> [WORK ITEM] Each line of the data below that carries the word "artist" needs to be copied.

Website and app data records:
*** Begin section ***

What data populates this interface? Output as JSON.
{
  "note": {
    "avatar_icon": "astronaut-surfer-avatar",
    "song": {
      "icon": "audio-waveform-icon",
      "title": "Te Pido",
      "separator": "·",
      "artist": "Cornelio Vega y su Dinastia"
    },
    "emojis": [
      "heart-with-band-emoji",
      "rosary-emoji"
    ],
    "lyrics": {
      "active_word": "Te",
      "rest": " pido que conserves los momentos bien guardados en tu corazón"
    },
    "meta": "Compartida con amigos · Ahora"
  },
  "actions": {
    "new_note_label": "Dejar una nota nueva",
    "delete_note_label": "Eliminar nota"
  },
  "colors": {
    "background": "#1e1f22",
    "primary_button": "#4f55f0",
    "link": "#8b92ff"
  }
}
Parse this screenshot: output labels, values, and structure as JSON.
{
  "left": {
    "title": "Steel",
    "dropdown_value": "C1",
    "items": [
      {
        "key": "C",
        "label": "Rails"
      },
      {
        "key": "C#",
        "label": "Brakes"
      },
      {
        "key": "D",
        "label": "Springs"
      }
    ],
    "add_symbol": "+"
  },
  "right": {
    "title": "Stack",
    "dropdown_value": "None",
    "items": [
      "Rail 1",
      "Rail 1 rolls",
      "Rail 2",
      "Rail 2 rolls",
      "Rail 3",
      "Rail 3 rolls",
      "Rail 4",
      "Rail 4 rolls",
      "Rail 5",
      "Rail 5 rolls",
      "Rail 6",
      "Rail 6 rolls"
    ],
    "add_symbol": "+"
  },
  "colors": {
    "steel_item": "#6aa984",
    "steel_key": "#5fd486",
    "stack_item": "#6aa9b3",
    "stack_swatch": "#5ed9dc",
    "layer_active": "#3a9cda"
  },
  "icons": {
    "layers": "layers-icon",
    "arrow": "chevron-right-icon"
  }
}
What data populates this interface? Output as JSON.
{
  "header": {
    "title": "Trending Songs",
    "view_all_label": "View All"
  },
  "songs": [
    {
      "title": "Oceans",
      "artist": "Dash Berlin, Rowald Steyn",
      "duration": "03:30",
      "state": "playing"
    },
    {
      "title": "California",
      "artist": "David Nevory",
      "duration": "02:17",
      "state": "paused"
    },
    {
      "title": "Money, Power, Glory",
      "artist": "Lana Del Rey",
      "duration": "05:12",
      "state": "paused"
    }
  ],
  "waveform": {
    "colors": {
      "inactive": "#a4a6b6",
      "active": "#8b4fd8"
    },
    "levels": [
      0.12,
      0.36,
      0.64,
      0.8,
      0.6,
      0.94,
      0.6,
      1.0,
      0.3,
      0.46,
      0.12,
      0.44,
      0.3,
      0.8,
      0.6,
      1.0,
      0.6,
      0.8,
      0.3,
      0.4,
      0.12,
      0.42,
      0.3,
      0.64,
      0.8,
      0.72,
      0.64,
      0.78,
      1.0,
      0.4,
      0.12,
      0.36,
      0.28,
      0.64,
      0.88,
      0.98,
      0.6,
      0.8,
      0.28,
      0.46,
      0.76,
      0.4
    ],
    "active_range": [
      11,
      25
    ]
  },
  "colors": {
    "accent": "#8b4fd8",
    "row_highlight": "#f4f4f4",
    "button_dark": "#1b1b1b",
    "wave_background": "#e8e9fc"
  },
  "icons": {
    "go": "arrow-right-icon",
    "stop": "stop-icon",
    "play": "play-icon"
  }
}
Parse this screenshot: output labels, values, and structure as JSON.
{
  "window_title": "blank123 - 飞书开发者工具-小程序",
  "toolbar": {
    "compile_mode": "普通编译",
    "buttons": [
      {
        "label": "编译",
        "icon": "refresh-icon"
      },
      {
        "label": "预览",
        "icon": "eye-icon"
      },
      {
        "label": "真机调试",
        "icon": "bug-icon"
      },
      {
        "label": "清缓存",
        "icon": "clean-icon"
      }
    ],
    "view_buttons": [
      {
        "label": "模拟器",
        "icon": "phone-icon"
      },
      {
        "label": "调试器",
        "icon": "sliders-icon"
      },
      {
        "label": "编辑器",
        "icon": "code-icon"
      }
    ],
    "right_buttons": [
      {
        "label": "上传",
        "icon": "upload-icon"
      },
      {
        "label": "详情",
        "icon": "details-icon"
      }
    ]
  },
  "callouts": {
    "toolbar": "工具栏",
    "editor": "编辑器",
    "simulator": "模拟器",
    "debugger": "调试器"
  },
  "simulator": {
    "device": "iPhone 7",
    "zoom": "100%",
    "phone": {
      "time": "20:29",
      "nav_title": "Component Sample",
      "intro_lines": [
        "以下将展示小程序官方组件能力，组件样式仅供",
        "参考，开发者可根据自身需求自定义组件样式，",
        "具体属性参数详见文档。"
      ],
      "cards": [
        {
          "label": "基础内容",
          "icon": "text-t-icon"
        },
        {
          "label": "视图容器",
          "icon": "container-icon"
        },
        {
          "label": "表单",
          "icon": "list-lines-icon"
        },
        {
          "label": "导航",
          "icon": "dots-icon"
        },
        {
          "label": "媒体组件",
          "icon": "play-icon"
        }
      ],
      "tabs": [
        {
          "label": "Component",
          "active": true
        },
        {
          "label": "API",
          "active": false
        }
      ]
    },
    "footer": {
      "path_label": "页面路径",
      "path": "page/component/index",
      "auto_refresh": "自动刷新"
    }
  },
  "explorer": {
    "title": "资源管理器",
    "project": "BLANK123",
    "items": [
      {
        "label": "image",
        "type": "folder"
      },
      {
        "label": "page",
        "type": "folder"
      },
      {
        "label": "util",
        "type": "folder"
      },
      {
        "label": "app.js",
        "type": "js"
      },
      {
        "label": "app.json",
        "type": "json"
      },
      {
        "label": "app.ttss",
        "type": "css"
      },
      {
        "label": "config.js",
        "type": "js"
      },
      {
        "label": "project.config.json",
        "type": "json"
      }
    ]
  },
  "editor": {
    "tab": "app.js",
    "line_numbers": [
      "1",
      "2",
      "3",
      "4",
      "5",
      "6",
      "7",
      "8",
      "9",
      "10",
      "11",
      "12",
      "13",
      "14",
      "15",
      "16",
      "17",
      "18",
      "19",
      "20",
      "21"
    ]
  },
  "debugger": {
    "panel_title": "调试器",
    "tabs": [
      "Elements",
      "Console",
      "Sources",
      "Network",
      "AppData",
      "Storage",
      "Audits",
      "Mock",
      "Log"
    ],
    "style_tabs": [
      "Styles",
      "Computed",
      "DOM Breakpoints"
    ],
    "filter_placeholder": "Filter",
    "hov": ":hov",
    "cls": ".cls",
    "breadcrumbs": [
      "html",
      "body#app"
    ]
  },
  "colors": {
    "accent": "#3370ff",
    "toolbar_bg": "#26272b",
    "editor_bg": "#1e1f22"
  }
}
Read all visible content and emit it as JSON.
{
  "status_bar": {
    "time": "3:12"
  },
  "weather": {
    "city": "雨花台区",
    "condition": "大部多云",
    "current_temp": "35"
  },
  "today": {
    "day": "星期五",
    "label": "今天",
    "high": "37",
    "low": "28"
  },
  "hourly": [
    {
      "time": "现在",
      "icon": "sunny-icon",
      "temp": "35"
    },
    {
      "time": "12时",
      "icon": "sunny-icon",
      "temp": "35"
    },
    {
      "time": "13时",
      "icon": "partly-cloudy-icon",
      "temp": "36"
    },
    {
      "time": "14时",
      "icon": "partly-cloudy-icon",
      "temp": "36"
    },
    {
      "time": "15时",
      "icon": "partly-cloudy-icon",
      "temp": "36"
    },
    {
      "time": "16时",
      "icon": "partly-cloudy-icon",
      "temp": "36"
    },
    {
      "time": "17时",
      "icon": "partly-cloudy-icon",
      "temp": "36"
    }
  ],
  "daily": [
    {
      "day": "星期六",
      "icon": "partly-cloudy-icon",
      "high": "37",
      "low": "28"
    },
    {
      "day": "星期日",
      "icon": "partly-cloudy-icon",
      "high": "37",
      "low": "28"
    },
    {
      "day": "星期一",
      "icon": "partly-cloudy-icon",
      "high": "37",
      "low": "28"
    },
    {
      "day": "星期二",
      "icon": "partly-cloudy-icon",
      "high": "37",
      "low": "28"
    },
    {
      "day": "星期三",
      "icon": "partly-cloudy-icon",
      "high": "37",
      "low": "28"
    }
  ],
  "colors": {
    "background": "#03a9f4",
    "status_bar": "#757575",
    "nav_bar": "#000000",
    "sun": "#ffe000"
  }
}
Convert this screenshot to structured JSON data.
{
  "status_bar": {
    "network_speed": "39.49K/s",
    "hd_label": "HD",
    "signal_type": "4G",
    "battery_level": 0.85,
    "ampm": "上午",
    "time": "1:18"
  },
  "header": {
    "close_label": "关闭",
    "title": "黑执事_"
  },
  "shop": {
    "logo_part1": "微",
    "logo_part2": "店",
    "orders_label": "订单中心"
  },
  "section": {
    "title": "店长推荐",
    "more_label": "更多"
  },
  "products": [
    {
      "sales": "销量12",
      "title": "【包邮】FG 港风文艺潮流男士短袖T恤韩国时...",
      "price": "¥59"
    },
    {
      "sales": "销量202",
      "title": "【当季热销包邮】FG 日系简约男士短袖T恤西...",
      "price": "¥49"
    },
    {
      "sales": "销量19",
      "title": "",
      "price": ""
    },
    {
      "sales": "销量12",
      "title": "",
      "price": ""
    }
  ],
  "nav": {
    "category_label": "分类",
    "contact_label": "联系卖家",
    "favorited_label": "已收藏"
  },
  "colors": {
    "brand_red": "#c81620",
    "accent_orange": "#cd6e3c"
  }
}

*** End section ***

> [TASK RESPONSE]
      "artist": "Cornelio Vega y su Dinastia"
      "artist": "Dash Berlin, Rowald Steyn",
      "artist": "David Nevory",
      "artist": "Lana Del Rey",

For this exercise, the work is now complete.